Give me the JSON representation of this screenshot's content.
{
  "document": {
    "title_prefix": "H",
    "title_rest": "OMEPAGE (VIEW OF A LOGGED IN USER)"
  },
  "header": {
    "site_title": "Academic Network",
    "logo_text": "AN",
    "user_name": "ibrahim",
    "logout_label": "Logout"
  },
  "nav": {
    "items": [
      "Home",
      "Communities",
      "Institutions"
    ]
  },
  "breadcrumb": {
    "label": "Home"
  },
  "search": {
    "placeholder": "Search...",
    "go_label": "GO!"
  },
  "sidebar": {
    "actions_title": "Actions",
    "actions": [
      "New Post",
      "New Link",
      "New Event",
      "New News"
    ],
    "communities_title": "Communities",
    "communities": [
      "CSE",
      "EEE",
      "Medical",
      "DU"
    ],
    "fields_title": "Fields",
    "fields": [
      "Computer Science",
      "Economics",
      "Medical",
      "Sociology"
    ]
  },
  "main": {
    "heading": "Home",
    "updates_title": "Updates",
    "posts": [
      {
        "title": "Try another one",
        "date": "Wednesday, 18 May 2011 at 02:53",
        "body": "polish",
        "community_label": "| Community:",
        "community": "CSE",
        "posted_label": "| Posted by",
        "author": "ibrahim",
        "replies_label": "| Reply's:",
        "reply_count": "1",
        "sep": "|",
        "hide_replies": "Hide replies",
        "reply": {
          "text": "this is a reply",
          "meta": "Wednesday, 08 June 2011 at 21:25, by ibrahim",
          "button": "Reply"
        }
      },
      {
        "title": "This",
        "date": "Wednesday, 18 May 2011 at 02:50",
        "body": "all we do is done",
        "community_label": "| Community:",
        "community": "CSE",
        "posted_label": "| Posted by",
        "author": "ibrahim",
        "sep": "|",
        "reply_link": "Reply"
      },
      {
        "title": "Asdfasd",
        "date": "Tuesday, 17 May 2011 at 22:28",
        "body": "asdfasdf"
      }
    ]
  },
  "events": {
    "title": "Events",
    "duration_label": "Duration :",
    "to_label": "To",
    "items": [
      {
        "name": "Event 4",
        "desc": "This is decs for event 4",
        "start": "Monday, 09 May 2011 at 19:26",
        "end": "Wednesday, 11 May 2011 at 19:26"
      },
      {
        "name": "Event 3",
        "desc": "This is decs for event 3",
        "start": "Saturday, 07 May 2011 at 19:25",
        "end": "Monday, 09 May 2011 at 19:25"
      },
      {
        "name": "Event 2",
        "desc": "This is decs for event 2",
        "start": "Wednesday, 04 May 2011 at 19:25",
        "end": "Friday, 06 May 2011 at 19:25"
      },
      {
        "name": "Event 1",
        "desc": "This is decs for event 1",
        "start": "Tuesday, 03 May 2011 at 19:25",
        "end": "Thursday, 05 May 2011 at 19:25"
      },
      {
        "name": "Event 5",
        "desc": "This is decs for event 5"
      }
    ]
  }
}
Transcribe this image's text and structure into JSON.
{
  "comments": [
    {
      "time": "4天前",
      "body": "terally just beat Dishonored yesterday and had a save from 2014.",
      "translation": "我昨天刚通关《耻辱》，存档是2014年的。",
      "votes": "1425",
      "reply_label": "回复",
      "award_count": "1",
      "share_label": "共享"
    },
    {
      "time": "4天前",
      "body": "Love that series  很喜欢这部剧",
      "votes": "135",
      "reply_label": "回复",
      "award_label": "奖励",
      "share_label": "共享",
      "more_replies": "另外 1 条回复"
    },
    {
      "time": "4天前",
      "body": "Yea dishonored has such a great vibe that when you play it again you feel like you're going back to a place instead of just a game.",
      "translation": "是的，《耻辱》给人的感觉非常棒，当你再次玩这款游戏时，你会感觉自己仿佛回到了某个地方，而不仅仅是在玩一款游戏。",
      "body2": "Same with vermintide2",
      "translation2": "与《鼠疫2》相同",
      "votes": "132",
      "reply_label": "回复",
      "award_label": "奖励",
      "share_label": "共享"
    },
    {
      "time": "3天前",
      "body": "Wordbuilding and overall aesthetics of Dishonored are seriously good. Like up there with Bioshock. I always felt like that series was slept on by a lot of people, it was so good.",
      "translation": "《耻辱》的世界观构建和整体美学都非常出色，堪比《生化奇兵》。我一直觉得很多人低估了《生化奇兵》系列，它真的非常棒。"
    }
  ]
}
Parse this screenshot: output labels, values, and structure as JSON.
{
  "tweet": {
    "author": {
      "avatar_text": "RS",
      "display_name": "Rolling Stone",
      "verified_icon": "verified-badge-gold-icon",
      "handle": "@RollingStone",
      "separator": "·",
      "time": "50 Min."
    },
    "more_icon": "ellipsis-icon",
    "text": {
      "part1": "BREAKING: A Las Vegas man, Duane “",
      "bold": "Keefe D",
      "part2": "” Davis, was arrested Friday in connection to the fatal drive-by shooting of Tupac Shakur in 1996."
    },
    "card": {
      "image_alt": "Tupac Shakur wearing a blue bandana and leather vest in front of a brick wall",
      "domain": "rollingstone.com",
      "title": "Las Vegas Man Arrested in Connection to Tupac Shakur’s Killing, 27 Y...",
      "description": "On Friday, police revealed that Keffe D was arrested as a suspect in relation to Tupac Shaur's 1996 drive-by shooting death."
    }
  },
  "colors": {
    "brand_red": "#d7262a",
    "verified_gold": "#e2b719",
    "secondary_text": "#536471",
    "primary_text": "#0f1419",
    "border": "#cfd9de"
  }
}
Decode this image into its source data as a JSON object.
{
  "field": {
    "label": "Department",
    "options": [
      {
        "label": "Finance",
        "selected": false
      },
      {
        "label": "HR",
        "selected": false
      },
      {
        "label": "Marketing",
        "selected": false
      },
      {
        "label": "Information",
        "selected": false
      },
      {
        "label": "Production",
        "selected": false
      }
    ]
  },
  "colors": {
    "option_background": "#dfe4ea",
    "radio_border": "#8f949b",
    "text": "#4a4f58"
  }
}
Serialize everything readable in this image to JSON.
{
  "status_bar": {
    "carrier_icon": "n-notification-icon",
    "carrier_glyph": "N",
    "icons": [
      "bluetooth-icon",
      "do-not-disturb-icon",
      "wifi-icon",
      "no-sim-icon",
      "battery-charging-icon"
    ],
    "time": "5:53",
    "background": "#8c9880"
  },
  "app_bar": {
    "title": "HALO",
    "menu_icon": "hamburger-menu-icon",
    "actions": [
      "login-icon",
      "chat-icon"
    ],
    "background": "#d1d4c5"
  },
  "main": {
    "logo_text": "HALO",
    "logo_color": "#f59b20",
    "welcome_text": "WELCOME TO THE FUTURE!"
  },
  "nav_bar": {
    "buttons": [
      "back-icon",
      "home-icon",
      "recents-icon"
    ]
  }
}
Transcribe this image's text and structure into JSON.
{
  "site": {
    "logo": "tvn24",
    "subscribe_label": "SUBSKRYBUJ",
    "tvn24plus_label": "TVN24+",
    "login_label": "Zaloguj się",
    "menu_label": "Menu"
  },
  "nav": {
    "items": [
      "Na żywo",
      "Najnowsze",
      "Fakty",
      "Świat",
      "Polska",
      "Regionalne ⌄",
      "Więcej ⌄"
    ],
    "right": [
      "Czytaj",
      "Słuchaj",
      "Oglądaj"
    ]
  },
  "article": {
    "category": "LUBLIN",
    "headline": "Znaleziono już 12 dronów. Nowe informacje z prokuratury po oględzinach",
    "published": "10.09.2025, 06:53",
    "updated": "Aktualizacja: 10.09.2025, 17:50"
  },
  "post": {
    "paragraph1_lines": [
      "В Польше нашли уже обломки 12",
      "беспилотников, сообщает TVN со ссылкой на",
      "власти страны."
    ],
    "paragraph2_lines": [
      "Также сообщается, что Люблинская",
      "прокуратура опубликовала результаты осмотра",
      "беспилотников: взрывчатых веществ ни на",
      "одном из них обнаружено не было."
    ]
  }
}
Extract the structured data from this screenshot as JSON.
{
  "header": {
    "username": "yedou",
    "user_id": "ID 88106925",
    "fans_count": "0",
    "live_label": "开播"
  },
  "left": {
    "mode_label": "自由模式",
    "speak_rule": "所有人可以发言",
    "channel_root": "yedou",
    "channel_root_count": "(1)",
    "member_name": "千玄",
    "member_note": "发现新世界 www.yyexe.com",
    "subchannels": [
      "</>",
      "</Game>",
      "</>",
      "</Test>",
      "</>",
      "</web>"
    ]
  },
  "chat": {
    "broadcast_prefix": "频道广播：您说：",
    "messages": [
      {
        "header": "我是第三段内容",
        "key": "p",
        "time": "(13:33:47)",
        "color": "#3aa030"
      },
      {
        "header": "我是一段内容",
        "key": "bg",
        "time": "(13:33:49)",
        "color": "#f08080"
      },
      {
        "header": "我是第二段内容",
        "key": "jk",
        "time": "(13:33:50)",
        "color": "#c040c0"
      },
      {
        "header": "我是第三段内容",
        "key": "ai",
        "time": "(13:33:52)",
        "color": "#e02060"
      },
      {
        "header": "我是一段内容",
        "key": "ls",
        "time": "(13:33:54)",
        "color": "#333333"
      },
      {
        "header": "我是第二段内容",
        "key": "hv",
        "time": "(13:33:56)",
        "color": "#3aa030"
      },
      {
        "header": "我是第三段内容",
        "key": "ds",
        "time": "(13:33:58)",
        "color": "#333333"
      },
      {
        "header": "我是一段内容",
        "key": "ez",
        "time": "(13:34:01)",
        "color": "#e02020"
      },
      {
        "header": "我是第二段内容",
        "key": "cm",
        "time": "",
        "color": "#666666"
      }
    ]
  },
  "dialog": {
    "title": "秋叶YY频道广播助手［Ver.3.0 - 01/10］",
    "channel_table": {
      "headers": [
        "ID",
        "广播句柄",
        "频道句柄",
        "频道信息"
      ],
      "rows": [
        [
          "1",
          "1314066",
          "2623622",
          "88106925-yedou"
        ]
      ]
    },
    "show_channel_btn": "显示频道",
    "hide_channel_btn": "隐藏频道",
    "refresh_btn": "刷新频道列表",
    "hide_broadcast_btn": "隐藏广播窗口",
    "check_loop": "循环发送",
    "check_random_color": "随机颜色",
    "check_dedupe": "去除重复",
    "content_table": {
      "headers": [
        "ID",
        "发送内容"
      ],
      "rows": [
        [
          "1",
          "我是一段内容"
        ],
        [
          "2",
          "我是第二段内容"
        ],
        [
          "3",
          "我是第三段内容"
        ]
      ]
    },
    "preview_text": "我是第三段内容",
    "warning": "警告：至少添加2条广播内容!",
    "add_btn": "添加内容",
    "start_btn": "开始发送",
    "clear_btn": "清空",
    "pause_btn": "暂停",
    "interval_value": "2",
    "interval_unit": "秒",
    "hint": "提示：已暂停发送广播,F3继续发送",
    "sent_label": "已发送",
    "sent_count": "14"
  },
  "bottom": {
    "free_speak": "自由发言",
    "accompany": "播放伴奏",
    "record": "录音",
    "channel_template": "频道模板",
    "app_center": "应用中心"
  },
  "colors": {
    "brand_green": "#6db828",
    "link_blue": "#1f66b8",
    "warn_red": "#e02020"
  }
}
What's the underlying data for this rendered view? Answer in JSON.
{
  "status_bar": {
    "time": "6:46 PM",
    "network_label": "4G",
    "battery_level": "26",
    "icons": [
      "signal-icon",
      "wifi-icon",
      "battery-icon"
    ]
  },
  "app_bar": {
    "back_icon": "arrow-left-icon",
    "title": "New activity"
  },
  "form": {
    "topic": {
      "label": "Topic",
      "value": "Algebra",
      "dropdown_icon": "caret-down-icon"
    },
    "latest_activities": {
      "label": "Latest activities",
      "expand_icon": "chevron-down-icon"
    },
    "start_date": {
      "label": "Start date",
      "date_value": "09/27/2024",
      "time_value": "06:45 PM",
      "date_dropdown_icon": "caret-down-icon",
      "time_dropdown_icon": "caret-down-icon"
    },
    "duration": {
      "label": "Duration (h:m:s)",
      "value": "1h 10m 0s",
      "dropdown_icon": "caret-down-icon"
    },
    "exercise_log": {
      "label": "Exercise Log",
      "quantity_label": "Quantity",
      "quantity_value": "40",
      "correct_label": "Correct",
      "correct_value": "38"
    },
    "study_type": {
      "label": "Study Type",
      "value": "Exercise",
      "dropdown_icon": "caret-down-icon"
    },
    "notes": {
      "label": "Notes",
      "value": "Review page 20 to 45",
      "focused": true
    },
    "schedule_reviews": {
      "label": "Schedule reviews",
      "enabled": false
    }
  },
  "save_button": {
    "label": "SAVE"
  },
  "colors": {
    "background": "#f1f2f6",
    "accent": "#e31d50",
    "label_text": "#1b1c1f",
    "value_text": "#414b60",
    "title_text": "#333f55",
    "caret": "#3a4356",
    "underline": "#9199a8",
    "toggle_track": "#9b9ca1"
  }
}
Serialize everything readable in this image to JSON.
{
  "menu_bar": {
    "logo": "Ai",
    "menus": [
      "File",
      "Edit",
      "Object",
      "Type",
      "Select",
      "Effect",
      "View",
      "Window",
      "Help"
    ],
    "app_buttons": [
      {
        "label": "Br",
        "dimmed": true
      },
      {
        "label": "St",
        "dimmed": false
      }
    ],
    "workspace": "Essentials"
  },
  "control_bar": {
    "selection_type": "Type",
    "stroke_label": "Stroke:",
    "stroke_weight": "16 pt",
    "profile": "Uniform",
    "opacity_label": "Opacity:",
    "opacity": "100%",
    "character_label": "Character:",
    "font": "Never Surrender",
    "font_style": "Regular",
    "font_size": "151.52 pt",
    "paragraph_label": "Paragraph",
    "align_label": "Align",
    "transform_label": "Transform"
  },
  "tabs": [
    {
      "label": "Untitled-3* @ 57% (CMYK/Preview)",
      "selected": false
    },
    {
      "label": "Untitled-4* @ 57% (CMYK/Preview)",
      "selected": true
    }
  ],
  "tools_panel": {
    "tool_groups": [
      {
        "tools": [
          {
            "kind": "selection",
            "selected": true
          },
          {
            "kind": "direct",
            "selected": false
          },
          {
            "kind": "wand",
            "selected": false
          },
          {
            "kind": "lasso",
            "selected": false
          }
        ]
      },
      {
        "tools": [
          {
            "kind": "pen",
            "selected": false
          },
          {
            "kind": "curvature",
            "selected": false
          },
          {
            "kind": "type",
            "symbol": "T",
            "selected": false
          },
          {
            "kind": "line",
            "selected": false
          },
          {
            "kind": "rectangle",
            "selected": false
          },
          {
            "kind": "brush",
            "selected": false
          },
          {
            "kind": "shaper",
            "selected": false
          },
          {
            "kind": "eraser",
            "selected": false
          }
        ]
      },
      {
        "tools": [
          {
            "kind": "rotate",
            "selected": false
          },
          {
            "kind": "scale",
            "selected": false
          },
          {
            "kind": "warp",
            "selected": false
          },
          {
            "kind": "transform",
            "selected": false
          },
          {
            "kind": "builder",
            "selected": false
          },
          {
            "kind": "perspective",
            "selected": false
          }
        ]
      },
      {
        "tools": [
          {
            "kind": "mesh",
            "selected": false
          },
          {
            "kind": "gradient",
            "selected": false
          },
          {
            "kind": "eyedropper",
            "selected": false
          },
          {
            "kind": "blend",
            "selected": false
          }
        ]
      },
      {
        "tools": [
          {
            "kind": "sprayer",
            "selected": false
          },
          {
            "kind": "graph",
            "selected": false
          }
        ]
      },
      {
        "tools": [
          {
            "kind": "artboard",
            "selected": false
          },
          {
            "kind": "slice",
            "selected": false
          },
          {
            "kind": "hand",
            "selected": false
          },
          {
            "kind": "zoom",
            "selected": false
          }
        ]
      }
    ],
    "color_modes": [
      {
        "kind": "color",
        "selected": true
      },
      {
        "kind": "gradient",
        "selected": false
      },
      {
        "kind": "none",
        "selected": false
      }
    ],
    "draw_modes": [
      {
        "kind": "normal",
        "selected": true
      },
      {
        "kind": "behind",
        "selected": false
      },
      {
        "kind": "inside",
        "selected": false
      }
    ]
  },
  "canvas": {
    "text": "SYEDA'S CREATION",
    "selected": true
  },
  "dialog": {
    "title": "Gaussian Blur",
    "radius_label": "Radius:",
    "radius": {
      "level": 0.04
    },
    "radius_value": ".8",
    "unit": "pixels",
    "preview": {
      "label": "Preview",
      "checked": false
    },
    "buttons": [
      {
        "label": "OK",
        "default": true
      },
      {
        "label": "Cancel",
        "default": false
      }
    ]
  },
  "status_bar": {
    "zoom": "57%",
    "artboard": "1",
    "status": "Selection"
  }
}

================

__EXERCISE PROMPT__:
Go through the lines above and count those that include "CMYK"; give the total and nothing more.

__OUTPUT OF THE TASK__:
2